What is required:
In full and without alteration, print the entries that follow.
- Opening Delimiter -
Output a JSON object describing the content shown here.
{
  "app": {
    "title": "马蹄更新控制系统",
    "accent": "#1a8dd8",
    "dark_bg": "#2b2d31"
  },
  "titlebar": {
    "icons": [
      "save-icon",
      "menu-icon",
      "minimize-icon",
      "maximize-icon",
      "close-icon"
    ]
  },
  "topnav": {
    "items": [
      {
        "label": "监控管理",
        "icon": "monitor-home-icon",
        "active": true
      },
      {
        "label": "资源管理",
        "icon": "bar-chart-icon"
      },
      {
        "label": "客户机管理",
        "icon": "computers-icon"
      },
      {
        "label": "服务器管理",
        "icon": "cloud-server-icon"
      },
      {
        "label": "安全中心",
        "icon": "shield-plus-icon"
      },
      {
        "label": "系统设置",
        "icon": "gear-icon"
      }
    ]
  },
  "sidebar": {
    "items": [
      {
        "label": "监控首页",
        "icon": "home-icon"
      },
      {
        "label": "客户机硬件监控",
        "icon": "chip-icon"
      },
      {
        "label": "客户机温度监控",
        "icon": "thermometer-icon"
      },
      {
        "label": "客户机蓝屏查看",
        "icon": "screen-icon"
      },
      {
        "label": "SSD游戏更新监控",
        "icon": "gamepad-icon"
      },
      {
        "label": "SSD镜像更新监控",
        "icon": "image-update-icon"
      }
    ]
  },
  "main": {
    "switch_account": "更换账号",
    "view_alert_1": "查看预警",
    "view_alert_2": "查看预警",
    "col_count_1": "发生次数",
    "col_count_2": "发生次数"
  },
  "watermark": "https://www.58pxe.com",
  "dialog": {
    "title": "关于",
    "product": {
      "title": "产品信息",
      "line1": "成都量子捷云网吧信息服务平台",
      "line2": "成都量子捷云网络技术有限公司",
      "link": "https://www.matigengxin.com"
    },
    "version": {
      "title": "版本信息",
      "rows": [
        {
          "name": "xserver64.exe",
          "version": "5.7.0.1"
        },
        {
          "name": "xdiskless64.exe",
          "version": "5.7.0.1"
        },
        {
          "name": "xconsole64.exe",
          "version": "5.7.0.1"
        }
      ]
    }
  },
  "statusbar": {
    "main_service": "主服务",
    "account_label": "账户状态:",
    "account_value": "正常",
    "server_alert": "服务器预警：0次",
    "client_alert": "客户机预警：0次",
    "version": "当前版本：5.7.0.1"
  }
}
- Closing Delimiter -
Result:
Output a JSON object describing the content shown here.
{
  "app": {
    "title": "马蹄更新控制系统",
    "accent": "#1a8dd8",
    "dark_bg": "#2b2d31"
  },
  "titlebar": {
    "icons": [
      "save-icon",
      "menu-icon",
      "minimize-icon",
      "maximize-icon",
      "close-icon"
    ]
  },
  "topnav": {
    "items": [
      {
        "label": "监控管理",
        "icon": "monitor-home-icon",
        "active": true
      },
      {
        "label": "资源管理",
        "icon": "bar-chart-icon"
      },
      {
        "label": "客户机管理",
        "icon": "computers-icon"
      },
      {
        "label": "服务器管理",
        "icon": "cloud-server-icon"
      },
      {
        "label": "安全中心",
        "icon": "shield-plus-icon"
      },
      {
        "label": "系统设置",
        "icon": "gear-icon"
      }
    ]
  },
  "sidebar": {
    "items": [
      {
        "label": "监控首页",
        "icon": "home-icon"
      },
      {
        "label": "客户机硬件监控",
        "icon": "chip-icon"
      },
      {
        "label": "客户机温度监控",
        "icon": "thermometer-icon"
      },
      {
        "label": "客户机蓝屏查看",
        "icon": "screen-icon"
      },
      {
        "label": "SSD游戏更新监控",
        "icon": "gamepad-icon"
      },
      {
        "label": "SSD镜像更新监控",
        "icon": "image-update-icon"
      }
    ]
  },
  "main": {
    "switch_account": "更换账号",
    "view_alert_1": "查看预警",
    "view_alert_2": "查看预警",
    "col_count_1": "发生次数",
    "col_count_2": "发生次数"
  },
  "watermark": "https://www.58pxe.com",
  "dialog": {
    "title": "关于",
    "product": {
      "title": "产品信息",
      "line1": "成都量子捷云网吧信息服务平台",
      "line2": "成都量子捷云网络技术有限公司",
      "link": "https://www.matigengxin.com"
    },
    "version": {
      "title": "版本信息",
      "rows": [
        {
          "name": "xserver64.exe",
          "version": "5.7.0.1"
        },
        {
          "name": "xdiskless64.exe",
          "version": "5.7.0.1"
        },
        {
          "name": "xconsole64.exe",
          "version": "5.7.0.1"
        }
      ]
    }
  },
  "statusbar": {
    "main_service": "主服务",
    "account_label": "账户状态:",
    "account_value": "正常",
    "server_alert": "服务器预警：0次",
    "client_alert": "客户机预警：0次",
    "version": "当前版本：5.7.0.1"
  }
}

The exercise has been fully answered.